**ACTION ITEM**
Work through the data line by line, gathering every line that has the word "JSON".

(Dataset rows describing interfaces)

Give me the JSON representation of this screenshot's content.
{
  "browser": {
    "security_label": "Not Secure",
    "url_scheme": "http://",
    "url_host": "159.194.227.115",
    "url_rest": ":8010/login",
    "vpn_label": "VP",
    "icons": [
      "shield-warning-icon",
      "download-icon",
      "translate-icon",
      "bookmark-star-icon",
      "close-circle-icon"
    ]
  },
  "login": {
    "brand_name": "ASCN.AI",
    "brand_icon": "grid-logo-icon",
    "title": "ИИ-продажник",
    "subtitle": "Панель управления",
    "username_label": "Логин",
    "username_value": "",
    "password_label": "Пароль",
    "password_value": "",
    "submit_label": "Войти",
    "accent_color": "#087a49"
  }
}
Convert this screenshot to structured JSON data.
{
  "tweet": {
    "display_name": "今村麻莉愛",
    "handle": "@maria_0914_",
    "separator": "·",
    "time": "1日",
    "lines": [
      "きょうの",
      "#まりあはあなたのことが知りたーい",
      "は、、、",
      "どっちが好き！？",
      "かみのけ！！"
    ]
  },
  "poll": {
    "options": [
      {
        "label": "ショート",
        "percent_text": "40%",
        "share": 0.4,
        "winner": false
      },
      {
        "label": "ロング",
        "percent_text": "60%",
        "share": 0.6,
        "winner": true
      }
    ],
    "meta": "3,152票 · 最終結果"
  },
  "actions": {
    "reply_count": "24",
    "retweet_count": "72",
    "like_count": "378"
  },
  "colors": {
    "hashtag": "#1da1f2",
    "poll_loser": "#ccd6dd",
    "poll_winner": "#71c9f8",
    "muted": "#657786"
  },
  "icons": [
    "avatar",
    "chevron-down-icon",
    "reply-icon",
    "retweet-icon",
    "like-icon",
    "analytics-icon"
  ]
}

**ANSWER SECTION**
Give me the JSON representation of this screenshot's content.
Convert this screenshot to structured JSON data.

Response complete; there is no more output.